DEER VALLEY CHAMBER PLAYERS with violinist Manuel Ramos, cellists Terry King, Catherine Lehr, pianist John Jensen, Snow Park Lodge, Deer Valley, Aug. 14, 3 p.m.The name Anton Arensky (1861-1906) does not loom large on the American concert scene today. (One gathers he is better represented in his native Russia.) If he is remembered at all, it is most likely for his D minor Piano Trio, some of the two-piano pieces and above all the lovely Variations on a Theme of Tchaikovsky for string orchestra.

A double pleasure, then, to encounter his Quartet in A minor for Violin, Viola and Two Cellos on Sunday's Deer Valley Chamber Music Festival concert. First, because of the work itself, with its rich-toned writing for all four instruments, then for the chance to hear the Variations in their original context - i.e., as the central movement of the quartet.

Produced in the full flower of Russian romanticism, the piece as a whole was intended as a memorial to Tchaikovsky, and one I think the latter would have admired. Certainly the liturgically grounded outer movements would not have been far from his heart (even if in the third Arensky borrows a leaf from Beethoven and incorporates the "Slava" anthem, a la the second "Razumovsky" Quartet). And the Variations, based on the "Legend" (often sung in English to the words "When Jesus was a little child"), have long seemed to me worthy of the master. (Can it be accidental that, like the Andante Cantabile from the First Tchaikovsky Quartet, they have also gone on to achieve independent existence?)

Sunday the work's melancholy ardor was captured in an emotionally charged reading in which the vibrato occasionally threatened to get out of hand but whose weight and passion were seldom amiss. Thus, after an affecting statement of the theme by violinist Manuel Ramos, the Variations had soulfulness even in their more animated sections. (Other performers were violist Leslie Blackburn and cellists Terry King and Catherine Lehr.)
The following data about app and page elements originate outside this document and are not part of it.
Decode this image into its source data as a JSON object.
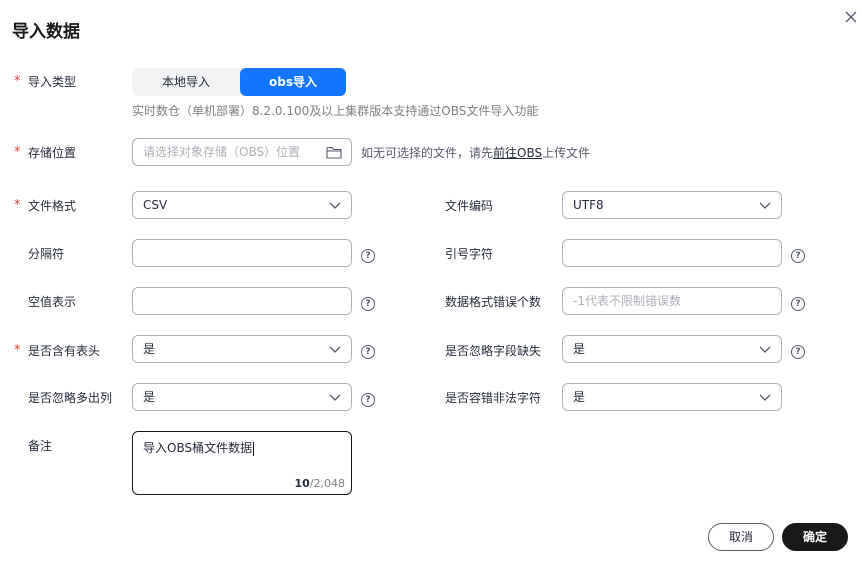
{
  "dialog": {
    "title": "导入数据"
  },
  "import_type": {
    "label": "导入类型",
    "options": [
      "本地导入",
      "obs导入"
    ],
    "selected": "obs导入",
    "hint": "实时数仓（单机部署）8.2.0.100及以上集群版本支持通过OBS文件导入功能"
  },
  "storage": {
    "label": "存储位置",
    "placeholder": "请选择对象存储（OBS）位置",
    "hint_before": "如无可选择的文件，请先",
    "hint_link": "前往OBS",
    "hint_after": "上传文件"
  },
  "file_format": {
    "label": "文件格式",
    "value": "CSV"
  },
  "file_encoding": {
    "label": "文件编码",
    "value": "UTF8"
  },
  "delimiter": {
    "label": "分隔符",
    "value": ""
  },
  "quote_char": {
    "label": "引号字符",
    "value": ""
  },
  "null_repr": {
    "label": "空值表示",
    "value": ""
  },
  "format_errors": {
    "label": "数据格式错误个数",
    "placeholder": "-1代表不限制错误数"
  },
  "has_header": {
    "label": "是否含有表头",
    "value": "是"
  },
  "ignore_missing": {
    "label": "是否忽略字段缺失",
    "value": "是"
  },
  "ignore_extra": {
    "label": "是否忽略多出列",
    "value": "是"
  },
  "tolerate_illegal": {
    "label": "是否容错非法字符",
    "value": "是"
  },
  "remark": {
    "label": "备注",
    "value": "导入OBS桶文件数据",
    "count": "10",
    "max": "/2,048"
  },
  "footer": {
    "cancel": "取消",
    "ok": "确定"
  },
  "required_mark": "*",
  "help_glyph": "?",
  "colors": {
    "primary": "#1476ff",
    "required": "#e7413f",
    "dark_button": "#191919"
  }
}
One does not normally think of Schubert as a two-piano composer, but in fact his many four-hand pieces are often performed that way, not least the F minor Fantasia, perhaps his greatest creation in that vein.
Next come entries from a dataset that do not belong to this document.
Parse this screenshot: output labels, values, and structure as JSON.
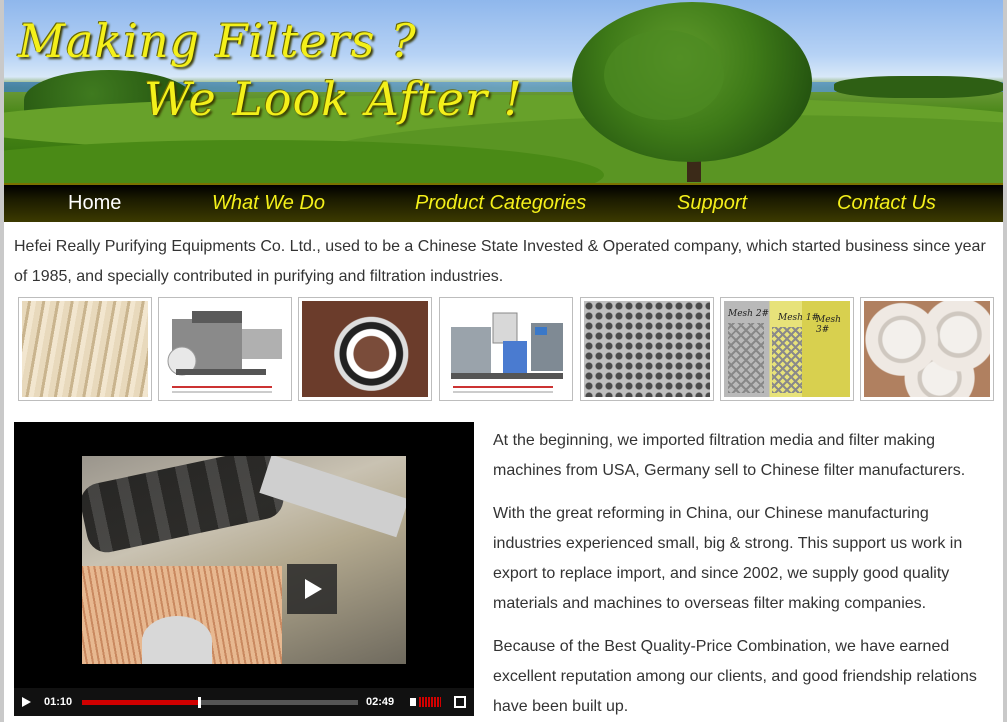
{
  "banner": {
    "line1": "Making Filters ?",
    "line2": "We Look After !"
  },
  "nav": {
    "items": [
      "Home",
      "What We Do",
      "Product Categories",
      "Support",
      "Contact Us"
    ],
    "active": "Home"
  },
  "intro": "Hefei Really Purifying Equipments Co. Ltd., used to be a Chinese State Invested & Operated company, which started business since year of 1985, and specially contributed in purifying and filtration industries.",
  "thumbnails": [
    {
      "name": "pleated-filter-media-thumb"
    },
    {
      "name": "filter-pleating-machine-thumb"
    },
    {
      "name": "rubber-gasket-ring-thumb"
    },
    {
      "name": "filter-curing-machine-thumb"
    },
    {
      "name": "perforated-metal-sheet-thumb"
    },
    {
      "name": "expanded-metal-mesh-thumb",
      "tags": [
        "Mesh 2#",
        "Mesh 1#",
        "Mesh 3#"
      ]
    },
    {
      "name": "plastic-end-caps-thumb"
    }
  ],
  "video": {
    "current_time": "01:10",
    "duration": "02:49",
    "progress": 0.42
  },
  "story": [
    "At the beginning, we imported filtration media and filter making machines from USA, Germany sell to Chinese filter manufacturers.",
    "With the great reforming in China, our Chinese manufacturing industries experienced small, big & strong. This support us work in export to replace import, and since 2002, we supply good quality materials and machines to overseas filter making companies.",
    "Because of the Best Quality-Price Combination, we have earned excellent reputation among our clients, and good friendship relations have been built up."
  ],
  "colors": {
    "accent_yellow": "#f4f01a",
    "nav_bg": "#1c1c00",
    "progress_red": "#d00000"
  }
}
Dating from the composer's final year - that incredible period that, besides the C major String Quintet, the "Great" Symphony and the "Schwanengesang," also gave us the last three piano sonatas - it also figured on this program, in a performance by pianists John Jensen and Mary Pendleton that I found short on grace and lyricism.

At least I have heard more poetic statements of the elegiac theme that opens the piece - here way too loud, for this room anyway. And although they did convey the increased gravity of the finale's return to F minor, both here and in the rat-tat-tat Scherzo the effect was distinctly metallic (thanks in part to a clanking-necklace obbligato).

After intermission King and Jensen - two-thirds of the Mirecourt Trio - returned with clarinetist Russell Harlow for a performance of Ramiro Cortes' Trio for Clarinet, Cello and Piano, written for them in 1981. Whether in the darkly playful opening movement or the nocturnal repose of the Lento, its melancholic overtones were well to the fore, climaxing in bluesy finale whose energetic piano writing variously recalled Gershwin and Debussy. (In the sharply punctuated central section of the Lento, I should have said the likeness was to Prokofiev.)

No less atmospheric was the piece that closed the program, the Suite for Two Cellos and Piano of Gian Carlo Menotti, composed in 1973 for the 70th birthday of cellist Gregor Piatigorsky.

Again King's resonant strength put one in mind of the latter (his teacher, as it happens), especially contrasted with Lehr's somewhat leaner sound. Abetted by Jensen, however, they communicated in full the music's distinctive blend of lyricism and drama, from the stately tread of the introductory maestoso (here with a funereal cast) to the bold energy of the Finale.